New bacterial enzyme discovered
doi:10.1038/nindia.2021.83 Published online 7 June 2021
Researchers from the Centre for Cellular and Molecular Biology (CCMB) in Hyderabad have discovered an enzyme that helps maintain the stability and integrity of cell walls in bacteria such as Escherichia coli1.
The enzyme, named LdtF, plays a vital role in the formation of covalent linkages between the bacterial outer membrane and an inner polymer layer that protects bacteria from environmental stress, the CCMB team has found.
This study, they say, will help understand the fundamental bacterial cell wall biology and identify alternate drug targets for the development of new antimicrobials.
The cell wall of gram-negative bacteria has an outer membrane and an inner membrane.

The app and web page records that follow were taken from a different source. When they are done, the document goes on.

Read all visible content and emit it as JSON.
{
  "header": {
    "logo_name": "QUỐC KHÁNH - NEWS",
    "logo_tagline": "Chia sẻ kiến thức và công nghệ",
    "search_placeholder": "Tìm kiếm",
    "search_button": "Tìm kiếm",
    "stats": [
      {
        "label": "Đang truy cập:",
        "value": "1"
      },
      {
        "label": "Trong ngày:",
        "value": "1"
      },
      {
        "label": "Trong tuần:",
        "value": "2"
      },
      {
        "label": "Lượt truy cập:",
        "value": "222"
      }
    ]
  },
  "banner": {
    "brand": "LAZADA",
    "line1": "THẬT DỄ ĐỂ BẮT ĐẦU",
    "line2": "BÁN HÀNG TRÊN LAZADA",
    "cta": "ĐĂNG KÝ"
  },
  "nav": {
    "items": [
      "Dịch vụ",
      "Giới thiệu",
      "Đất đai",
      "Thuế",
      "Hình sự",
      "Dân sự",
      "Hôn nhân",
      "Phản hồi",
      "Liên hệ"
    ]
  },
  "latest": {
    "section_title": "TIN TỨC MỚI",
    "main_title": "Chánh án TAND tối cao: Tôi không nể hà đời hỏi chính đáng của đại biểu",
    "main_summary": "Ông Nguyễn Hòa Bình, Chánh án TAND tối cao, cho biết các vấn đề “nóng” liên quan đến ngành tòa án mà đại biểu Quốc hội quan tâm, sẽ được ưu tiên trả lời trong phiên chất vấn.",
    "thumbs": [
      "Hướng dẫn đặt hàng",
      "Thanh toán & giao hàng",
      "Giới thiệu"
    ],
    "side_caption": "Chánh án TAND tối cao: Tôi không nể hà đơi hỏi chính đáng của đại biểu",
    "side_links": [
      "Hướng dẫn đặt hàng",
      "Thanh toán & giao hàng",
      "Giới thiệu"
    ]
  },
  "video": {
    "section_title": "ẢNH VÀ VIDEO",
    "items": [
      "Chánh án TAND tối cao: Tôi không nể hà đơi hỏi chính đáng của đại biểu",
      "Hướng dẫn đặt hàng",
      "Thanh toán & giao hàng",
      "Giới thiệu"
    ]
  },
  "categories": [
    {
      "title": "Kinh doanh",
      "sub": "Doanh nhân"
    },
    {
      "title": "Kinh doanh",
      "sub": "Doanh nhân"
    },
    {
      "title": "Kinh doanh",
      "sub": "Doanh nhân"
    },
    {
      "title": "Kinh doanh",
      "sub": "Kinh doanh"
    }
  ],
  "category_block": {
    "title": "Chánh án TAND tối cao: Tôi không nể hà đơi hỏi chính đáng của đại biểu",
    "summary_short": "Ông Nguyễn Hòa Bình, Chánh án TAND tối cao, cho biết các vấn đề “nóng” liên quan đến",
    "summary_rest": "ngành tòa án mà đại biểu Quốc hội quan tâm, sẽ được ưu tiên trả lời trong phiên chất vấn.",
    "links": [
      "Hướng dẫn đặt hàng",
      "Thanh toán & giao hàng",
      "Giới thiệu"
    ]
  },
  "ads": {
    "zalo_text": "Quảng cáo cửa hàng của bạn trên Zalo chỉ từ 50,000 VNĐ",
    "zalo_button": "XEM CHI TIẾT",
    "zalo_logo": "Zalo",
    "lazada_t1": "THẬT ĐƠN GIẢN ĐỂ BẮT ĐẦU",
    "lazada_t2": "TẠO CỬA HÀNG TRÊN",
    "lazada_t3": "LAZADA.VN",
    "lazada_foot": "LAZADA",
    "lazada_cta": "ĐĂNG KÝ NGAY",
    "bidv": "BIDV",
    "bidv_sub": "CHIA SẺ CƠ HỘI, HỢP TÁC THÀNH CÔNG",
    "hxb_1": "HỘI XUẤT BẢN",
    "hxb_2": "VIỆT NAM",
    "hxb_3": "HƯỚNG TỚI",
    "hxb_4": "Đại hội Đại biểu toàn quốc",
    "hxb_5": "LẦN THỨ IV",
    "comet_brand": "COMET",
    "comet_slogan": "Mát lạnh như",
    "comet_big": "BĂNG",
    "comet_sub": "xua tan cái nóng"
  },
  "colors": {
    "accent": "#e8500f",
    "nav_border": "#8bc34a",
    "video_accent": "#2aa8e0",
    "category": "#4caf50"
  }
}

Sandwiched between these two membranes is a layer of peptidoglycan, a polymer of amino acids and sugars that form a protective layer. A lipoprotein is known to link the outer membrane to the layer of peptidoglycan. However, it remains unknown how linkages between the lipoprotein and peptidoglycan are modified.
To better understand this, the scientists studied the cell wall biology of a well-studied strain of E. coli. Using genetic and biochemical approaches, the researchers, led by Manjula Reddy, identified that LdtF could cleave the lipoprotein from the peptidoglycan.
They found that the absence of LdtF enhanced growth defects and increased the peptidoglycan-lipoprotein linkages in the bacteria. The presence of this enzyme, however, decreased the levels of peptidoglycan-bound lipoprotein, suggesting its role in modulating the peptidoglycan-lipoprotein linkages.
Such LdtF-mediated modulation of the cell wall gives bacteria flexibility and a survival advantage in fluctuating environmental conditions, says Reddy.
1. Bahadur, R. et al. Cleavage of Braun’s lipoprotein Lpp from the bacterial peptidoglycan by a paralog of L,D transpeptidases, LdtF. Proc. Natl. Acad. Sci. Unit. States. Am. 118 (2021) Doi:10.1073/pnas.2101989118